Turnips can be harvested together with the tops and ensiled after preliminary crushing and mixing with sex crops .


It is stored poorly because of the friable pulp and wateriness of the root crop, therefore cattle are fed at the beginning of the stall period.

Turnip root crops are stored in ground heaps, trenches or storages. Storage temperature 1-2 °С at relative humidity 85-95%.

Growing turnip for seeds

When growing uterine crops of turnip, they are thickened in such a way that 80-90 thousand uterine root crops are obtained from 1 hectare of crops, which corresponds to 3-4 hectares of testes. The uterine roots should be protected from wilting during harvesting, storage and during the planting period.

Planting pattern – 70 × 35 cm. Elongated turnip roots are planted using ВПГ-4 or ВПГ-4Б, rounded varieties – under a plow or cultivator. The planting depth should ensure that the head of the root crop is covered with soil by 2-3 cm.

Turnip seed plants are spread across the fields from plantings of rutabagas and other plants of the Cabbage family to a distance of at least 2 km in order to prevent cross-pollination.

Seed harvesting is carried out manually or with headers (depending on the size of the plot) in a two-phase method. Harvesting begins when the seeds in 25-30% of the pods turn light brown, while the pods themselves turn yellow-green or light yellow. Seed plants during maturation protect from birds.

Turnips for seeds begin to be harvested at the end of June – July. Threshing is carried out using combines or threshers. With good agricultural technology, the seed yield is 1-1.5 t/ha.

After harvesting the turnip seed plants, it is possible to sow stubble fodder crops or winter grains of group I.

In the southern regions, for example, in Georgia or Armenia, a non-planting method of growing turnip for seeds is possible. The uterine crops are left before winter in the field, in the spring they carry out the necessary care measures, and in the summer they harvest the seeds. This approach significantly reduces the cost of seeds.


Crop production / P.P. Vavilov, V.V. Gritsenko, V.S. Kuznetsov and others; Ed. P.P. Vavilov. – 5th ed., revised. and additional – M.: Agropromizdat, 1986. – 512 p.: ill. – (Textbook and textbooks for higher educational institutions).
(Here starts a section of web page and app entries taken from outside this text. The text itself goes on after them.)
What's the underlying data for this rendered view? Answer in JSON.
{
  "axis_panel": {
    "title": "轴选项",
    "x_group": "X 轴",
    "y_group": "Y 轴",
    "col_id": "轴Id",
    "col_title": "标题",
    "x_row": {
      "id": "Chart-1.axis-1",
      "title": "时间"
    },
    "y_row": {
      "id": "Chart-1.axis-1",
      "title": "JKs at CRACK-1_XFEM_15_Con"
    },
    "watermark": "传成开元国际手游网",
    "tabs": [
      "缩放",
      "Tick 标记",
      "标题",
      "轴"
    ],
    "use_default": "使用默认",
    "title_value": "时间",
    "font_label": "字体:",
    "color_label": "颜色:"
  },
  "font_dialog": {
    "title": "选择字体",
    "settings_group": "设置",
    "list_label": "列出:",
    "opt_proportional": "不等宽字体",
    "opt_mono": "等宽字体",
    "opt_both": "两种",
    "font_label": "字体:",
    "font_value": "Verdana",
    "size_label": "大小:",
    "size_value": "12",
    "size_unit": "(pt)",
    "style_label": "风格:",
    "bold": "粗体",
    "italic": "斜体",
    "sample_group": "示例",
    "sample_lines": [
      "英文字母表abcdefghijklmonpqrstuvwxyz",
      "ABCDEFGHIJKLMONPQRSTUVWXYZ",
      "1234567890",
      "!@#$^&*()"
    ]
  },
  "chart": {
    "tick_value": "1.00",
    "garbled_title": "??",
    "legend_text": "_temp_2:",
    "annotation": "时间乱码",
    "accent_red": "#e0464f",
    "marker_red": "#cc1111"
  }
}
V.V. Kolomeichenko. Crop production / Textbook. — M.: Agrobusinesscenter, 2007. — 600 p. ISBN 978-5-902792-11-6.

Fundamentals of agricultural production technology. Agriculture and crop production. Ed. V.S. Niklyaev. – M .: “Epic”, 2000. – 555 p.